Your instructions → No images, please. Copy each entry below exactly as it reads.

Provided data →

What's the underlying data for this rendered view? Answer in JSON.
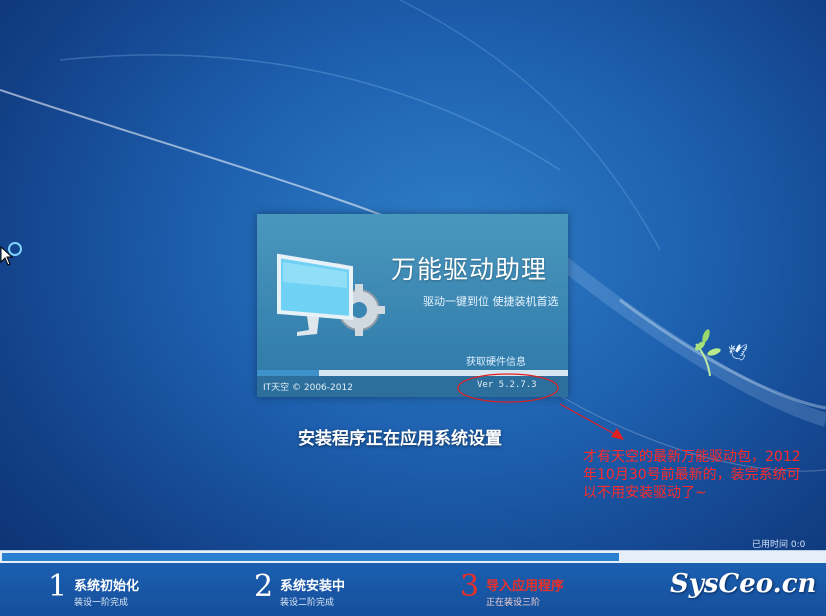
{
  "splash": {
    "product_name": "万能驱动助理",
    "tagline": "驱动一键到位 使捷装机首选",
    "status": "获取硬件信息",
    "copyright": "IT天空 © 2006-2012",
    "version": "Ver 5.2.7.3",
    "progress_fraction": 0.2
  },
  "headline": "安装程序正在应用系统设置",
  "annotation": "才有天空的最新万能驱动包，2012年10月30号前最新的，装完系统可以不用安装驱动了~",
  "time_note": "已用时间 0:0",
  "overall_progress_fraction": 0.75,
  "steps": [
    {
      "number": "1",
      "title": "系统初始化",
      "subtitle": "装设一阶完成"
    },
    {
      "number": "2",
      "title": "系统安装中",
      "subtitle": "装设二阶完成"
    },
    {
      "number": "3",
      "title": "导入应用程序",
      "subtitle": "正在装设三阶"
    }
  ],
  "watermark": "SysCeo.cn",
  "colors": {
    "active_step": "#e8302a",
    "annotation": "#ff2a2a",
    "progress": "#2a7fd0"
  }
}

Exercise solution →
What's the underlying data for this rendered view? Answer in JSON.
{
  "splash": {
    "product_name": "万能驱动助理",
    "tagline": "驱动一键到位 使捷装机首选",
    "status": "获取硬件信息",
    "copyright": "IT天空 © 2006-2012",
    "version": "Ver 5.2.7.3",
    "progress_fraction": 0.2
  },
  "headline": "安装程序正在应用系统设置",
  "annotation": "才有天空的最新万能驱动包，2012年10月30号前最新的，装完系统可以不用安装驱动了~",
  "time_note": "已用时间 0:0",
  "overall_progress_fraction": 0.75,
  "steps": [
    {
      "number": "1",
      "title": "系统初始化",
      "subtitle": "装设一阶完成"
    },
    {
      "number": "2",
      "title": "系统安装中",
      "subtitle": "装设二阶完成"
    },
    {
      "number": "3",
      "title": "导入应用程序",
      "subtitle": "正在装设三阶"
    }
  ],
  "watermark": "SysCeo.cn",
  "colors": {
    "active_step": "#e8302a",
    "annotation": "#ff2a2a",
    "progress": "#2a7fd0"
  }
}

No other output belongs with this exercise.